All in all, the Theatre in the Mist production of “Mary Poppins” will have Disney parents and children alike happy they attended. Once the show tightens up (Act One ran closer to two hours than one and a half) it is bound to leave audiences humming and “stepping in time” out of the auditorium.

Running Time: Approximately 2 Hours 45 Minutes with one 15-minute intermission.

“Mary Poppins” runs until September 22, 2018 and is produced by Theatre In The Mist. For more information, click here.

Theatre Review: ‘Disney’s Beauty and the Beast’ at Theatre in the Mist

Today I saw a matinee of “Disney’s Beauty and The Beast,” produced by Theatre in the Mist and Cornerstone Community FCU at Niagara Falls High School. Music is by Alan Menken with lyrics by Howard Ashman and Tim Rice, and the book is by Linda Woolverton. This is the Broadway musical version of “Beauty and The Beast,” based on the Disney cartoon.

. . .a lavish, visually arresting production. . .

“Beauty and the Beast” is a fairy tale about a selfish prince who is transformed into a beast. When the beautiful young woman who he holds prisoner falls in love with him, the spell is broken. Hopefully, that’s not a spoiler for you! All of these fairy tales end happily ever after!

In the title roles, Jenny McCabe is a sweet and lovely Belle and Gary Andrews-Stieglitz has the perfect voice for the Beast.

Dave Spychalski’s fine, deep baritone is put to good use as Gaston, and Corey Bieber is high spirited as a cartwheeling LeFou. They’re the production’s big crowd pleasers.

There are energetic performances by Tim Stuff, Christopher Teal, Kristin Gelia, Kathleen A. Recchione, Milo Boccinfuso, and Sara Kovacs as the objects who want to become human again. I was relieved when they all became human and Mrs. Potts could finally take her arm out of that big spout!

Also worthy of mention are Dr. Jerry Mosey who has tender moments as Belle’s father, the five Silly Girls, and seven charming cancan dancers who turn up from time to time in the production numbers.
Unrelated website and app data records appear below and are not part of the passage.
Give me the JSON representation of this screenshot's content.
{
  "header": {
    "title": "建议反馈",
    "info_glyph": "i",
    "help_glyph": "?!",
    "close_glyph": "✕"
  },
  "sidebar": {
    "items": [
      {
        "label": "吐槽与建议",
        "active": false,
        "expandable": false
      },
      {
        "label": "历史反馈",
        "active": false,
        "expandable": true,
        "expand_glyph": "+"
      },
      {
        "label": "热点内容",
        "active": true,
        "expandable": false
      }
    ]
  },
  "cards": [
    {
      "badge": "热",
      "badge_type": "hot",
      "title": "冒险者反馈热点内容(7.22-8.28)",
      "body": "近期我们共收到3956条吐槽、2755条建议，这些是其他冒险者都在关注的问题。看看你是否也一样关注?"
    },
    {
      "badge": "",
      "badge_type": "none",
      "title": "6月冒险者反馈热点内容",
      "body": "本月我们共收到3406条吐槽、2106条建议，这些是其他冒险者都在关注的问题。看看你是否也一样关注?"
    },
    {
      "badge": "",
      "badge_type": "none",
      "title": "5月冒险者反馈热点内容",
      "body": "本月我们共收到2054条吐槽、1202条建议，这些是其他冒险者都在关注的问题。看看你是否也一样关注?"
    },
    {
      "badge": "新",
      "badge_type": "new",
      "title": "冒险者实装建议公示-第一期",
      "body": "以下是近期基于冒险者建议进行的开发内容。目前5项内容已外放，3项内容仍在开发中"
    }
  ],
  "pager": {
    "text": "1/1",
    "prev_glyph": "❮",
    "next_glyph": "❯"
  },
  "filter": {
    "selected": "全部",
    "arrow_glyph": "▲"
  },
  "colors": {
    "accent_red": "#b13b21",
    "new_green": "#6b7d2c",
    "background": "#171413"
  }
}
Jacob Aguglia convincingly plays a bad guy, Christina Palermo is the beautiful enchantress, and Justin Ciccone is the handsome young prince.

There’s a lively seven piece orchestra led by Dave Recchione and a large, well trained chorus of about 50 men, women, teens, and kids. The children are a delightful addition except in the tavern scene where watching 10 year olds down tankards is a bit disconcerting!

This is a lavish, visually arresting production with bold and colorful lighting by Reuben Schwartz and scores of sumptuous, fanciful costumes by Adam M. Wall and DC Theatricks. My favorite costumes were the vanity which included practical drawers and, of course, Belle’s butter yellow ball gown. The sets by Ryan Scarfone and Lite Trix are outstanding and these are easily the most beautiful backdrops I’ve seen in a local theatre production in years.

This isn’t one of those watered down for community theatre versions of a Broadway show. This is a full out production with every note of dance music and every reprise intact.

With the sets, costumes, wigs, and huge chorus, this is a massive undertaking. It moves along smoothly and impressively under the skillful direction of Joey Bucheker.  Mr. Bucheker is assisted by Emily Pici and the choreography is by Clarissa Maloy.

Incidentally, I asked two children from the audience what their favorite thing about the show was and they both said, “I like the dancing!” so kudos to Mr. Bucheker, Ms. Pici, and Ms. Maloy for their staging of the musical numbers.

After the show, stick around for an added treat! The actors appear in costume in the lobby and are glad to pose for photos with their young fans.

Running Time: 2 Hours 30 minutes with one-15 Minute Intermission.

“Disney’s Beauty and the Beast” runs until November 4, 2017 and is presented by Theatre in the Mist at The Performing Arts Center at Niagara Falls High School. For more information, click here.